Armed insurrections are one of three methods that the left in Latin America has traditionally used to gain power (the other two are competing in elections, or mass uprisings often organized by labor movements as general strikes). After the triumph of the Cuban Revolution in 1959, guerrilla warfare became the preferred path to power given that electoral processes were highly corrupt and the general strikes too often led to massacres rather than a fundamental transformation of society. Based on the Cuban model, revolutionaries in other Latin American countries attempted to establish similar small guerrilla forces with mobile fighters who lived off the land with the support of a local population. The 1960s insurgencies came in two waves. Influenced by Che Guevara’s foco model, initial insurgencies were based in the countryside. After the defeat of Guevara’s guerrilla army in Bolivia in 1967, the focus shifted to urban guerrilla warfare.

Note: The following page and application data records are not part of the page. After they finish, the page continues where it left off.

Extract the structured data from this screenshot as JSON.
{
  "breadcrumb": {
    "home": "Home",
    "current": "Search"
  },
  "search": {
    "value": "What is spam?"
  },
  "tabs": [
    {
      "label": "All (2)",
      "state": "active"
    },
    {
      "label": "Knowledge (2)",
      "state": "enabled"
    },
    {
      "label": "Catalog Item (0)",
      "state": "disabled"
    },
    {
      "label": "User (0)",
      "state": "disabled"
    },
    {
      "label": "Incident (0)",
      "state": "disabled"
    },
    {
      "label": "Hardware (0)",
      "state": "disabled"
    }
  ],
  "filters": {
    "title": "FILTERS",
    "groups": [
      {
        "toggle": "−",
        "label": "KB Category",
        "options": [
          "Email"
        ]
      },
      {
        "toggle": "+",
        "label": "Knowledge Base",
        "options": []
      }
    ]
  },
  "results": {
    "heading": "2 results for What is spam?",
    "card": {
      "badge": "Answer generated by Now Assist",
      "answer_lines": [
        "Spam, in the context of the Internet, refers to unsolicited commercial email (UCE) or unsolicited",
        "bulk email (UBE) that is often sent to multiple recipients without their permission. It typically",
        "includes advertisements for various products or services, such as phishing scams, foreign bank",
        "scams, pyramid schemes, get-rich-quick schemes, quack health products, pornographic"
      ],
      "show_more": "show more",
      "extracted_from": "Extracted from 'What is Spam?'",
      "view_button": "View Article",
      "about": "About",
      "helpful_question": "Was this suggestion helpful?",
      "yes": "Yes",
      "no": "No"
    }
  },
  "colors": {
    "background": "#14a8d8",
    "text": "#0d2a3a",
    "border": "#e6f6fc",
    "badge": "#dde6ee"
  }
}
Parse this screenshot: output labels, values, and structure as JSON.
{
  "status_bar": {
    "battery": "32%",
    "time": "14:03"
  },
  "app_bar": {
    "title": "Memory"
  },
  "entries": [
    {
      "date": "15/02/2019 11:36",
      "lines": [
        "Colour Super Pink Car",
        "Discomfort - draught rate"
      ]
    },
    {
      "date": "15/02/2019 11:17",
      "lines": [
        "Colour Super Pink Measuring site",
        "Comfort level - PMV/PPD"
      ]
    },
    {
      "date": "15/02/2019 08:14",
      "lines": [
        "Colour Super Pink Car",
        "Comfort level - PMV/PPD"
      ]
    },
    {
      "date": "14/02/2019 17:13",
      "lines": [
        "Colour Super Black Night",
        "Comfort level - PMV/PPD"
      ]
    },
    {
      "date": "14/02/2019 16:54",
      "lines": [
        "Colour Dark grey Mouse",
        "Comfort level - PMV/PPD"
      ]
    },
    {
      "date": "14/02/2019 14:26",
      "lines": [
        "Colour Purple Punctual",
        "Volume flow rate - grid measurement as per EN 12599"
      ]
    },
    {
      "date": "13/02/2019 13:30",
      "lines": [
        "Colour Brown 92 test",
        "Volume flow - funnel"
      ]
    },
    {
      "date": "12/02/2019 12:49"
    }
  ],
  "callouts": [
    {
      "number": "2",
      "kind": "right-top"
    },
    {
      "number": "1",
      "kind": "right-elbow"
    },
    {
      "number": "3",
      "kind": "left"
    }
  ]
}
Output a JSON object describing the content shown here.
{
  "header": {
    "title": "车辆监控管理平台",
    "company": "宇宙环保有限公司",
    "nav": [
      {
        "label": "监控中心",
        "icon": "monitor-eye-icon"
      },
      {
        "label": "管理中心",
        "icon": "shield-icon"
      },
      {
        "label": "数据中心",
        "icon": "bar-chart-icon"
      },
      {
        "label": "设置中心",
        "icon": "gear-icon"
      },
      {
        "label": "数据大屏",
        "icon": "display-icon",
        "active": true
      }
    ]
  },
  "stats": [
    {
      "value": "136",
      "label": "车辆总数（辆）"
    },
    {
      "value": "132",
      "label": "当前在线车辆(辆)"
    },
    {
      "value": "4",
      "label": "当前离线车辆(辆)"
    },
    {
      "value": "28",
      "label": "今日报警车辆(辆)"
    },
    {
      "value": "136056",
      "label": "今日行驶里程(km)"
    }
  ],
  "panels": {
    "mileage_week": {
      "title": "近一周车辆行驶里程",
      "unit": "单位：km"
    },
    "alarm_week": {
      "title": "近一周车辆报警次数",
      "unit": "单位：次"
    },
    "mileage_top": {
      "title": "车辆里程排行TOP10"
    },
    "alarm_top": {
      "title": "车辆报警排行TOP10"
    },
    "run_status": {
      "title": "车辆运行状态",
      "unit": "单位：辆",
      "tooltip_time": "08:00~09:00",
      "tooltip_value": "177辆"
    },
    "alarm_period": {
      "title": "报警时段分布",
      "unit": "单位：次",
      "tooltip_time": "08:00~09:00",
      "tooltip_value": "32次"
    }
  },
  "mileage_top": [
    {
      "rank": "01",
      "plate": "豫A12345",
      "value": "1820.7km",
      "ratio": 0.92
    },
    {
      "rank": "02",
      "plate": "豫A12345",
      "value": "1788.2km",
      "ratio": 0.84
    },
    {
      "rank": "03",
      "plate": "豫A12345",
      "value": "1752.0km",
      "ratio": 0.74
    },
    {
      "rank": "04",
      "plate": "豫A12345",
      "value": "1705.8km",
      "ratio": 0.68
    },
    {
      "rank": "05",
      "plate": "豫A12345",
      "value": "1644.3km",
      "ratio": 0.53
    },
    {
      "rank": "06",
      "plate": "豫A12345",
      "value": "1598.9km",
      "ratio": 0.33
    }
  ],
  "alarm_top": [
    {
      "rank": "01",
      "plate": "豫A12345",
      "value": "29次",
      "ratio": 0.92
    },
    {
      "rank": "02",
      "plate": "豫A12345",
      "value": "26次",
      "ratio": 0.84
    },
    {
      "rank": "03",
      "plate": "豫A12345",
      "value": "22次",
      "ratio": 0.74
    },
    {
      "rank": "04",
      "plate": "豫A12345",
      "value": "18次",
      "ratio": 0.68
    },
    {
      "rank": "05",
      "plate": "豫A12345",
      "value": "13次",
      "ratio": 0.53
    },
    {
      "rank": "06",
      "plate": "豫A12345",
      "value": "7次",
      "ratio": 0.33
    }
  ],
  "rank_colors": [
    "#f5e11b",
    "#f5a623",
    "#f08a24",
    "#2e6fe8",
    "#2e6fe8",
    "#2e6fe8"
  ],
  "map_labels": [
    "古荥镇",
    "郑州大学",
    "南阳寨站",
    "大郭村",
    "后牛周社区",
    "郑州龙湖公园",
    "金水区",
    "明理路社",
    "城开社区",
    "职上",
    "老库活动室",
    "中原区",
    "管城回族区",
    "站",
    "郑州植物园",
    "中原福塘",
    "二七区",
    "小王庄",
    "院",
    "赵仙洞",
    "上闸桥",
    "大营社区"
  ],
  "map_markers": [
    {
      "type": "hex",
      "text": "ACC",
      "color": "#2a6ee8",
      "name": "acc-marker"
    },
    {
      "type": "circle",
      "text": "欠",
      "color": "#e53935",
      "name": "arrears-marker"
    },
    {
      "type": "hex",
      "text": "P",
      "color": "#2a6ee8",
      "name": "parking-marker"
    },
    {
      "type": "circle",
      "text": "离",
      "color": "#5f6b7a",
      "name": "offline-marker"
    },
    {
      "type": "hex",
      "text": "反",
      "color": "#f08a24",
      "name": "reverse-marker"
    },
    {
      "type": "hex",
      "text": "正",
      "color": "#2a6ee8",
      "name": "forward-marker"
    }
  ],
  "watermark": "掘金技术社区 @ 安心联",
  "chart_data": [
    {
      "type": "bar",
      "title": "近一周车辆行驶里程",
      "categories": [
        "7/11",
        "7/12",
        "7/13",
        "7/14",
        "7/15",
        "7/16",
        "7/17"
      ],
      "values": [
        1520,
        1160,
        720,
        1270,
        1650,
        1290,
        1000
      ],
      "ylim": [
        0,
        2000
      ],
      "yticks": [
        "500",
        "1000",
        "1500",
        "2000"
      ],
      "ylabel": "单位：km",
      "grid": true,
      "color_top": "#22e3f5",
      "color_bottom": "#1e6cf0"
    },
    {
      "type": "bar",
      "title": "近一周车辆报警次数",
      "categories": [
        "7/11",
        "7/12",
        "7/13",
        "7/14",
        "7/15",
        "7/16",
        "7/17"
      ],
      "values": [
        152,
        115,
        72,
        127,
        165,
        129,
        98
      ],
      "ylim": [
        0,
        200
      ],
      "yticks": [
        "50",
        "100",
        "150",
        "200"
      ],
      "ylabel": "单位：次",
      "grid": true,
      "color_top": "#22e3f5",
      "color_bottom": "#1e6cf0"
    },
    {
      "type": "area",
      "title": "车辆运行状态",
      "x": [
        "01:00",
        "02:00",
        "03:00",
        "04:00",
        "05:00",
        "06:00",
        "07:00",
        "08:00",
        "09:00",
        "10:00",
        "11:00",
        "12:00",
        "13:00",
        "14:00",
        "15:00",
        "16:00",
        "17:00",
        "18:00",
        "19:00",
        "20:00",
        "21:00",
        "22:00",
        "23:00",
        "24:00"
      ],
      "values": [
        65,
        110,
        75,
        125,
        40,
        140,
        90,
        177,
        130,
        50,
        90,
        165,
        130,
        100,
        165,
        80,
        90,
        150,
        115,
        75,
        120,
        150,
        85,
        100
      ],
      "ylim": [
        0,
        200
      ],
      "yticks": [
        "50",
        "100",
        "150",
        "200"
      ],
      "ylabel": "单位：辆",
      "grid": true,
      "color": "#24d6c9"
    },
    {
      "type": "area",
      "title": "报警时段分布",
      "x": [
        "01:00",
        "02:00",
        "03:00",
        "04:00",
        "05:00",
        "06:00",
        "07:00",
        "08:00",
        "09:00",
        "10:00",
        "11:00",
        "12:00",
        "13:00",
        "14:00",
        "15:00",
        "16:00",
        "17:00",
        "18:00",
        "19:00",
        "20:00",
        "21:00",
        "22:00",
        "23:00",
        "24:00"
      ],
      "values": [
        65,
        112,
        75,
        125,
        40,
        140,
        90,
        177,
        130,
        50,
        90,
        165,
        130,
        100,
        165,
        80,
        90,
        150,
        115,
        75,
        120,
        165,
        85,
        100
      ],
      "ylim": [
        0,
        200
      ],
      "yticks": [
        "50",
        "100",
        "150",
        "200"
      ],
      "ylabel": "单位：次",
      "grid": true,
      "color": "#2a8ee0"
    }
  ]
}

In the 1970s and 1980s, a new phase of guerrilla movements emerged in Peru and in Central America. While guerrilla-style warfare can provide a powerful response to a much larger and established military force, armed insurrections are rarely successful. Multiple factors including a failure to appreciate a longer history of grassroots organizing and the weakness of the incumbent government help explain those defeats and highlight just how exceptional an event successful guerrilla uprisings are.
The strategy of irregular warfare has been used since ancient times, but the term “guerrilla warfare” seems to have originated in early-19th-century Spain during the Napoleonic wars. “Guerrilla” is the diminutive of the Spanish word for war—guerra. During the Napoleonic wars, British troops used the term guerrillero (warrior) to refer to the Spanish and Portuguese rebels. The form of irregular warfare waged by these resistance fighters, who were engaging French troops during the Napoleonic invasion and occupation, became known as “guerrilla warfare.” The term was then used to refer to rebel troops in the Americas who led the battles for independence against Spanish troops. More recently, “guerrilla warfare,” as both a strategy and an ideology, is most closely associated with the Cuban Revolution of 1959 and the subsequent publication of the treatise and manual Guerrilla Warfare by Ernesto “Che” Guevara. Guevara did not invent the idea of guerrilla warfare, but the unique (and ultimately successful) approach to making revolution in Cuba and Guevara’s important treatise on the subject did change the general understanding and meaning of the concept. Guevara’s explanation of guerrilla warfare in the context of the armed revolutionary struggle in Cuba changed the trajectory of Marxist revolutionary thought and actions in the 20th century as well.